Bernard Madoff watching TV in his East 64th Street penthouse; photograph from New York Social Diary

Bernard Madoff better have enough coin to pay his cable bills, 'cause he'll be at home a lot more: His new bail agreement puts him under 24 hour house arrest, with security guards (that Madoff must pay), in order to "prevent harm or flight." The harm would be reports of death threats; the flight would be, oh, running from investors big and small who are upset he lost, cumulatively, billions.
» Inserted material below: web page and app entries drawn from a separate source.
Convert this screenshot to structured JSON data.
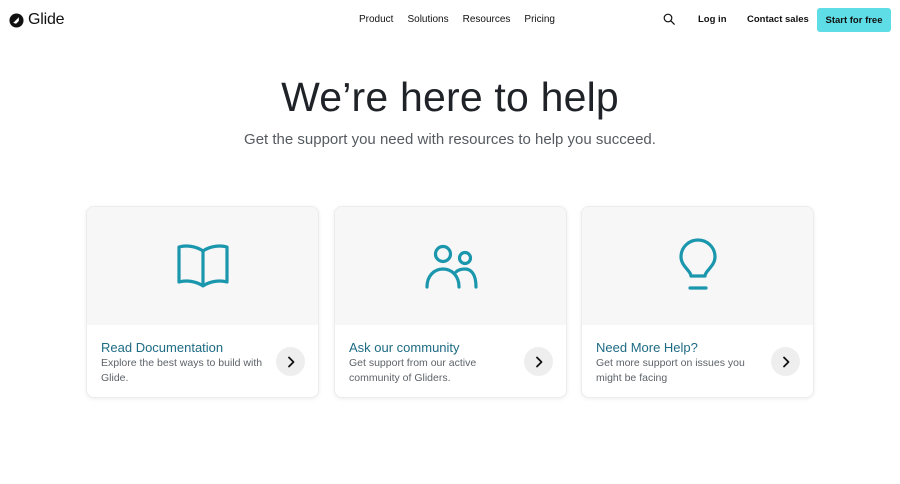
{
  "nav": {
    "logo_text": "Glide",
    "links": [
      "Product",
      "Solutions",
      "Resources",
      "Pricing"
    ],
    "search_icon": "search-icon",
    "login_label": "Log in",
    "contact_label": "Contact sales",
    "cta_label": "Start for free"
  },
  "hero": {
    "title": "We’re here to help",
    "subtitle": "Get the support you need with resources to help you succeed."
  },
  "cards": [
    {
      "icon": "book-icon",
      "title": "Read Documentation",
      "description": "Explore the best ways to build with Glide."
    },
    {
      "icon": "people-icon",
      "title": "Ask our community",
      "description": "Get support from our active community of Gliders."
    },
    {
      "icon": "lightbulb-icon",
      "title": "Need More Help?",
      "description": "Get more support on issues you might be facing"
    }
  ],
  "colors": {
    "accent": "#5fdde6",
    "icon": "#1b97ad",
    "card_title": "#1e6b84"
  }
}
Know who else is annoyed at Madoff? Indirectly, letter carrier Perry Pecorino, whose route is totally blocked by the media swarm. Pecorino told Bloomberg News, "It’s only on this corner where I have a problem. You gotta fight through the people, going in and out of the building. Everybody’s in the way." While some neighbors are upset with the unwanted attention, a store clerk at Pylones is thrilled, since tourists come in and ask what's going on, "They’re asking questions, but they’re shopping at the same time."

Reports of charities being hit hard by Madoff's doings continue: The Elie Wiesel Foundation for Humanity has essentially lost all of its funds, while the Picower Foundation, which donated to the New York Public Library, is closing. The Anti-Defamation League reports that Madoff's $50 billion Ponzi scheme has inspired more anti-Semitism. The ADL's Abe Foxman said, "Jews are always a convenient scapegoat in times of crisis, but the Madoff scandal and the fact that so many of the defrauded investors are Jewish has created a perfect storm for the anti-Semites."
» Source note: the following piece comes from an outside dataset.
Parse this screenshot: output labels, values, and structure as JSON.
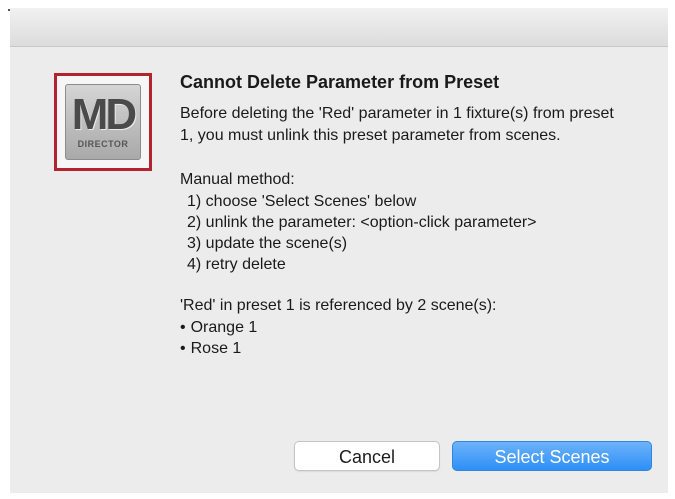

The NY Times has an extensive article that looks at the reach of the Madoff scandal, which might be the first "truly global" Ponzi scheme. A Swiss hedge fund manager recalled a Madoff Securities salesman's pitch, "He told me the fund was closed, that it was something I couldn’t buy. But he told me he might have a way to get me in. It was weird." And don't worry: The Madoff scam will most likely be referenced in the upcoming sequel to Wall Street.